Excerpted records:
* * * * * * *
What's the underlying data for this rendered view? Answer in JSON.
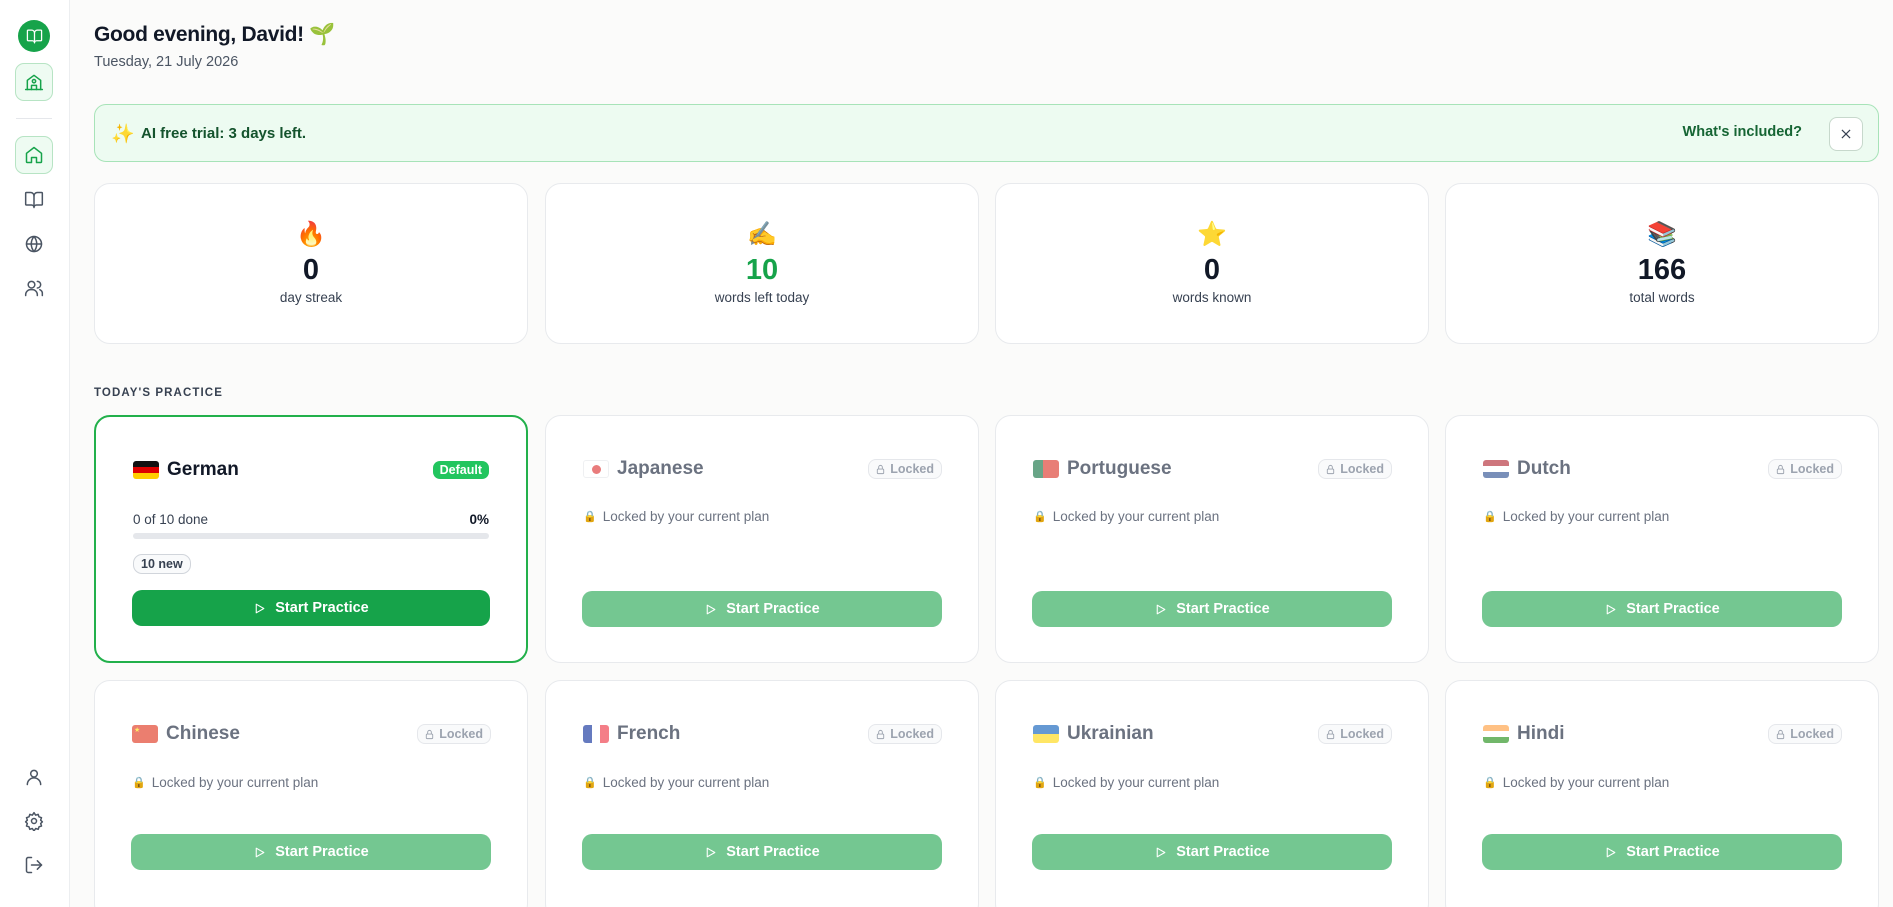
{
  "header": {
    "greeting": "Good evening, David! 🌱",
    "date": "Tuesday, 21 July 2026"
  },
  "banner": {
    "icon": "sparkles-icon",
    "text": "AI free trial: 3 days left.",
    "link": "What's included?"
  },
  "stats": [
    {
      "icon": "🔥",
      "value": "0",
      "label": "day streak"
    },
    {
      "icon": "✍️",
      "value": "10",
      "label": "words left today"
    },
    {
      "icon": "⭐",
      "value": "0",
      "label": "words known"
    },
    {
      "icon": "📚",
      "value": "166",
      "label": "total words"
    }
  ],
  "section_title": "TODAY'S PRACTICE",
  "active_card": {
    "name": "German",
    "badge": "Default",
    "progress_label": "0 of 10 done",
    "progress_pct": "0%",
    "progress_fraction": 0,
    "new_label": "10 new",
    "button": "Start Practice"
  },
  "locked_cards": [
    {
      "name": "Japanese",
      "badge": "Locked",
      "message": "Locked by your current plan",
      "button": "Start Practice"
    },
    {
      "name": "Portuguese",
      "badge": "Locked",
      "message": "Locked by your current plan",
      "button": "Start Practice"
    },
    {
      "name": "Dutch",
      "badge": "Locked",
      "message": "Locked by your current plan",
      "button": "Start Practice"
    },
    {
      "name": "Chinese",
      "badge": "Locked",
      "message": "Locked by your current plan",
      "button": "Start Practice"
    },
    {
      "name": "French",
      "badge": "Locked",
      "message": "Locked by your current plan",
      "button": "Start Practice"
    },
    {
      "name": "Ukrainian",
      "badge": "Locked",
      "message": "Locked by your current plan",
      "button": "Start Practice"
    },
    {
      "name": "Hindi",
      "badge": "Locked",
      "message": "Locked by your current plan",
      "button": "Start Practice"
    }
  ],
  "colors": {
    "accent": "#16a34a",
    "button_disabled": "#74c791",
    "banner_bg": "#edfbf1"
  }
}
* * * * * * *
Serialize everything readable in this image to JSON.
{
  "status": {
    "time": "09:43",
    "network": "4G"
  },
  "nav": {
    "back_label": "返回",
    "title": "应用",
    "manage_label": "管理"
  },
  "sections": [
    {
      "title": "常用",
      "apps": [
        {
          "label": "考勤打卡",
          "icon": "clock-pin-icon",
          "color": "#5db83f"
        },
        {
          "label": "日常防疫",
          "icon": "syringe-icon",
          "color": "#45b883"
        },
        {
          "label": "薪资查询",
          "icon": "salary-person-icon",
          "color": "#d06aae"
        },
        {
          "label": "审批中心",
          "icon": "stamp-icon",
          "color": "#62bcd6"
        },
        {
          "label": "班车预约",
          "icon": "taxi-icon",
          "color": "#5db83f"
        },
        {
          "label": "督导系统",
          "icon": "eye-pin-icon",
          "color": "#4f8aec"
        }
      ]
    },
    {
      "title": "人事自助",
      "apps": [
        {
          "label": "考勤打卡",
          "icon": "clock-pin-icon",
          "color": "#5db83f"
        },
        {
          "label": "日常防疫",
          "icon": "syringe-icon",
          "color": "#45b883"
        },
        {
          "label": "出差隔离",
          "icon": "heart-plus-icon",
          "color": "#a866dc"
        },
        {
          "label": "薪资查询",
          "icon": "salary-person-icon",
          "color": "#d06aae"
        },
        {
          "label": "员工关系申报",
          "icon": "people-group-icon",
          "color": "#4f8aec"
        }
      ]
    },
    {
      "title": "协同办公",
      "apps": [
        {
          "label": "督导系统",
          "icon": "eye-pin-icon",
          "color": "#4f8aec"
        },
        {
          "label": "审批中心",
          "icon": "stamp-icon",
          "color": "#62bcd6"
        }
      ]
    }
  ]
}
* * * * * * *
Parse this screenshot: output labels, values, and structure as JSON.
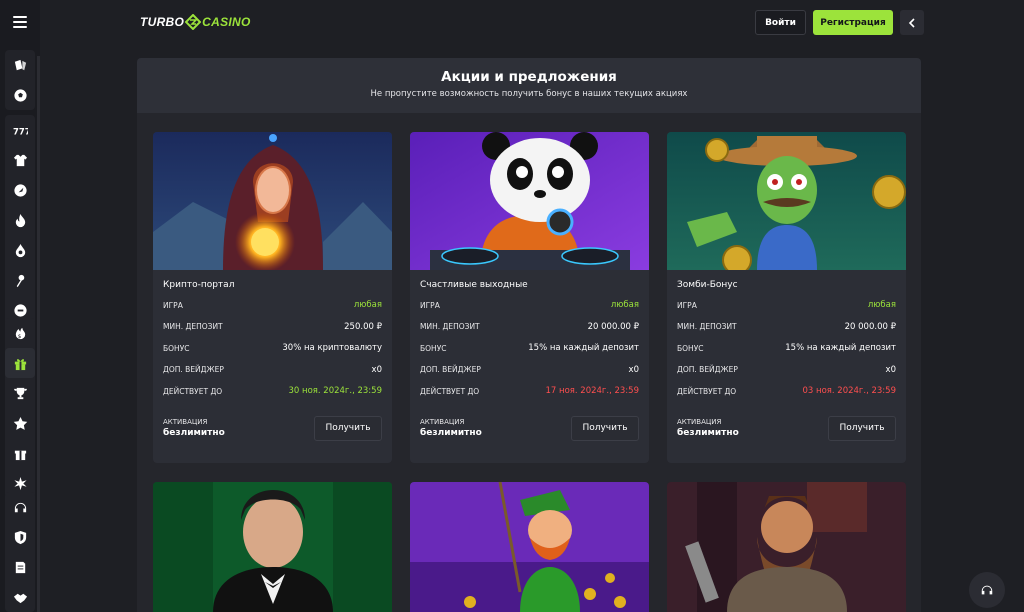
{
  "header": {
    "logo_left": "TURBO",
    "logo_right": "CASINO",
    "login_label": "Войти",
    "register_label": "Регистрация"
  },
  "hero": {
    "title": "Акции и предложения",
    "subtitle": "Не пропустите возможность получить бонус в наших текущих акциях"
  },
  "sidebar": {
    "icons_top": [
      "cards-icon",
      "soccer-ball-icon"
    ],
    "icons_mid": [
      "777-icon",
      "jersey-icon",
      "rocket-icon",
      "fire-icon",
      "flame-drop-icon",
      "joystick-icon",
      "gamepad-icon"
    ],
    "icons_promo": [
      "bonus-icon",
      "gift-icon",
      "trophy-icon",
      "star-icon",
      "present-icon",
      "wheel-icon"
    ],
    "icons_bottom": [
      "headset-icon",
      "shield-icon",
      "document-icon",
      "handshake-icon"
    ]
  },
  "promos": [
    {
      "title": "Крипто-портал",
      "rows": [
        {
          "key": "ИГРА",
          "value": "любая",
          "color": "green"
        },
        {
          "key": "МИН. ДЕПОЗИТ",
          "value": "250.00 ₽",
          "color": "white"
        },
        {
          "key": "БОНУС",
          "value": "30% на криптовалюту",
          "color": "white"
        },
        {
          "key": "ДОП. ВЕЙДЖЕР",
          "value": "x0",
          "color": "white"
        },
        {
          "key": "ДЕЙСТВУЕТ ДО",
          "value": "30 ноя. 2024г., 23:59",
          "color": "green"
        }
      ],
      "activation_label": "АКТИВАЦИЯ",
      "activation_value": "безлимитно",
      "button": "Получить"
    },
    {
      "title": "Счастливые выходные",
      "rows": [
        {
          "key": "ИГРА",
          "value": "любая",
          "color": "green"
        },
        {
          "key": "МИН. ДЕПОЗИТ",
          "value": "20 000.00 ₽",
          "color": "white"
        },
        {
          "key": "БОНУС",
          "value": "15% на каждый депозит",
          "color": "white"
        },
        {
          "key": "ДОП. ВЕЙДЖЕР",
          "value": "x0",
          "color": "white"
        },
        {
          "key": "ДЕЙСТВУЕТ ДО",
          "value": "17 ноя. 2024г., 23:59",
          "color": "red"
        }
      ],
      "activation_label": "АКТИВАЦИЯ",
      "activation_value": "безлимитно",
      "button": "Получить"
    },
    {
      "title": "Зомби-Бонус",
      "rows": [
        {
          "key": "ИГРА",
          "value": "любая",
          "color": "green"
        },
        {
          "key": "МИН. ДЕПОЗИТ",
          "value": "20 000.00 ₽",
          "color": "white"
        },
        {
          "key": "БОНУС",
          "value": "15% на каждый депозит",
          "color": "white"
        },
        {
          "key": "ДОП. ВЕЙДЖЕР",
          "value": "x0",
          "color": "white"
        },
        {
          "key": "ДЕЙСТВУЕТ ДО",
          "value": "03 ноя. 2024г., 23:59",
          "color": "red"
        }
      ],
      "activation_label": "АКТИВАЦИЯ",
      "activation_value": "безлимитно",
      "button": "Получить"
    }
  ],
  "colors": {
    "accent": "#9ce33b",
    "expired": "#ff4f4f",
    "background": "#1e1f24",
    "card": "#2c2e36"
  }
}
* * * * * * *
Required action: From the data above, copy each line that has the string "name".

Solved problem:
    "name": "German",
      "name": "Japanese",
      "name": "Portuguese",
      "name": "Dutch",
      "name": "Chinese",
      "name": "French",
      "name": "Ukrainian",
      "name": "Hindi",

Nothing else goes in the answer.